A stunning rally on Wall Street to start the week amid signs the coronavirus outbreak could be plateauing in some hot spots....

with new deaths and cases in New York, Spain and Italy giving investors hope the virus is peaking.

Even with hopes rising, U.S. officials have braced the country for a painful week.

Still, optimism prevailed, sparking a 1600-point surge in the Dow, a gain of nearly 8 percent. The S&P 500 rose 7 percent and the Nasdaq was up even more.

But a rally of such magnitude, the largest in roughly two weeks, is premature, says Greg Powell. He's CEO, FiPlan Partners.


"It's great to see the market react so positively to positive news. At the same time though, we still have a lot to go through over the next two weeks and it's not just the hot spots but throughout the country and so on these strong rallies like this it may be a time if people are selling on the upside and buying on the dips they may want to think about that especially with such a short week."

Shares of Carnival surged Monday after Saudi Arabia's sovereign wealth fund revealed it has taken an 8.2 percent stake in the world's biggest cruise ship operator.

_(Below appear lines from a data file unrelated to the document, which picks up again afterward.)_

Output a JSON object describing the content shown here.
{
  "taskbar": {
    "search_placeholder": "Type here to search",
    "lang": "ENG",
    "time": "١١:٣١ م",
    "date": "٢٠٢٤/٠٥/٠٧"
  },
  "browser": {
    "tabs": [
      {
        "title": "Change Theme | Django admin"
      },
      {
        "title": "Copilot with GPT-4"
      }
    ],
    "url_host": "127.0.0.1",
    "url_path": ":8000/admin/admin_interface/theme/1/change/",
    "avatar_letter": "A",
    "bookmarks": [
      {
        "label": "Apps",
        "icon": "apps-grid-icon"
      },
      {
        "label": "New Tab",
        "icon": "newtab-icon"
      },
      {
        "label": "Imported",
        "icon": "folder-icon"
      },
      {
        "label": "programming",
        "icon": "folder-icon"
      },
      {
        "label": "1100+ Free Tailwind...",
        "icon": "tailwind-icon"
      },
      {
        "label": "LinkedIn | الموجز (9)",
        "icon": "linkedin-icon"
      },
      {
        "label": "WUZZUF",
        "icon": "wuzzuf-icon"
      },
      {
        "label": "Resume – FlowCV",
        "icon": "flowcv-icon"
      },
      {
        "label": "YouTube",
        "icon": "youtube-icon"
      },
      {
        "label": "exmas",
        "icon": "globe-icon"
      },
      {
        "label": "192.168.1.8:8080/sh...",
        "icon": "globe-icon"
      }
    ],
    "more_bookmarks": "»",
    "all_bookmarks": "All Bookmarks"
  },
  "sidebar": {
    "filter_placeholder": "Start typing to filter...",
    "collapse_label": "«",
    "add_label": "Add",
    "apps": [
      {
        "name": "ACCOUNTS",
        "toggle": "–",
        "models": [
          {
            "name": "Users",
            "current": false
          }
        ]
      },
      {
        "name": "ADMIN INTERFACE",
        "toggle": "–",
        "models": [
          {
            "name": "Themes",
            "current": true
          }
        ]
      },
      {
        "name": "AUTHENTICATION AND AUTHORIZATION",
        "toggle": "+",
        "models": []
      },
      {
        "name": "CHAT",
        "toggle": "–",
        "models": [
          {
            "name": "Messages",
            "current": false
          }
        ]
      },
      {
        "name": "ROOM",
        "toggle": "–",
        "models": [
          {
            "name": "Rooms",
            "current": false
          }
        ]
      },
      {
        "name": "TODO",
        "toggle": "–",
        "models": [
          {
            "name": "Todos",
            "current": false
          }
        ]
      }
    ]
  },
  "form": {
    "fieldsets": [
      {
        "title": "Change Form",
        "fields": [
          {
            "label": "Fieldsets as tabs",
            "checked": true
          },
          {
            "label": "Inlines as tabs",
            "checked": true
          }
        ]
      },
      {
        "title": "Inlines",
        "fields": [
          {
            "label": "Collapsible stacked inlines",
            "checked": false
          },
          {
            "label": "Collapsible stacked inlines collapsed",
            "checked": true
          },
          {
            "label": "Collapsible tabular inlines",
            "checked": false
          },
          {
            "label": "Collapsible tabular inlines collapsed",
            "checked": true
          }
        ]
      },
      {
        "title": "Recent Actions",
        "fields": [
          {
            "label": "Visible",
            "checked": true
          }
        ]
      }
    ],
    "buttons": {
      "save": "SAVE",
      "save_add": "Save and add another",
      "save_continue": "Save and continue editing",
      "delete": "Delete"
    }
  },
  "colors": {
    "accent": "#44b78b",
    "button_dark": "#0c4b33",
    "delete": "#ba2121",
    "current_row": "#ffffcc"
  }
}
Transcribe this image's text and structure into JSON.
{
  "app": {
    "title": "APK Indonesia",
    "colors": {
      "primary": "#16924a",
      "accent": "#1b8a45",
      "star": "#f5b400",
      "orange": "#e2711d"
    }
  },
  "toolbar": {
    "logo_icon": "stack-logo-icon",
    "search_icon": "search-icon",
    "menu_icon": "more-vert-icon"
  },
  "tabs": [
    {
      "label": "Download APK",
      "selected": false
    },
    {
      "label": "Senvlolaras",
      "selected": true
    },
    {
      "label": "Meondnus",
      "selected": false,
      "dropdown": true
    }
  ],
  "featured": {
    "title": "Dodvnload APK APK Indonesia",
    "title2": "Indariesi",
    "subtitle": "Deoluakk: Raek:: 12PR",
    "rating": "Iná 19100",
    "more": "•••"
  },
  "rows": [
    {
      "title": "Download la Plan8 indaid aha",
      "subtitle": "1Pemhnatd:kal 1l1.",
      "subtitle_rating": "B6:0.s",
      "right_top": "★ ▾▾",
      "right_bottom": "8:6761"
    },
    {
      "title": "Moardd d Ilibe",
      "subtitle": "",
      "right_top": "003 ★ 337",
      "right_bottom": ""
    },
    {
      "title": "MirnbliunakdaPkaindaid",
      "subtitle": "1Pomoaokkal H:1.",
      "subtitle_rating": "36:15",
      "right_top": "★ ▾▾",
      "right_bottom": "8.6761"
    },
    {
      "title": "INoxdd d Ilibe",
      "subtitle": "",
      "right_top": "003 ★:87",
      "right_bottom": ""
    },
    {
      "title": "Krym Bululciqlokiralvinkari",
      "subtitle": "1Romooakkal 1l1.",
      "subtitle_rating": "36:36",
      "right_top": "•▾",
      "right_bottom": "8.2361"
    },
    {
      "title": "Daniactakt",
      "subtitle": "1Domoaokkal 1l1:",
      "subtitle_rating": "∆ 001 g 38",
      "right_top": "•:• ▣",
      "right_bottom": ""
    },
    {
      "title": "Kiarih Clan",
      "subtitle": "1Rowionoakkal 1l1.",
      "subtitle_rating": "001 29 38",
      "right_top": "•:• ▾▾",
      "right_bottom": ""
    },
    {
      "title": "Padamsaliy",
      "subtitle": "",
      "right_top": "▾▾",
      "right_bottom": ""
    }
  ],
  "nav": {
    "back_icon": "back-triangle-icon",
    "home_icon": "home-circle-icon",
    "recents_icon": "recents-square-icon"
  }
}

The stake which was worth about $476 million at the highs of the day, instantly made the Saudi investment vehicle Carnival's second-largest investor, according to Refinitiv Eikon Data. Carnival has had to raise cash and cut costs in an effort to ride out this turmoil. The stock rallied 20 percent.

Another stock on the move....Wayfair. The online home furnishing company surged 41 percent. Despite all the doom and gloom out there, the company said it expects to meet or beat is first quarter sales forecast. Why? It is say business is booming as customers flock online to shop with many physical outlets closed.

Oil was largely left out of the buying. A meeting scheduled for Monday for OPEC+, which includes fighting producers Saudi Arabia and Russia, was postponed until Thursday. The delay sparking concern that the two sides are not close to securing a global agreement to cut production and stop a crash in prices. Crude oil finished lower in U.S. trade.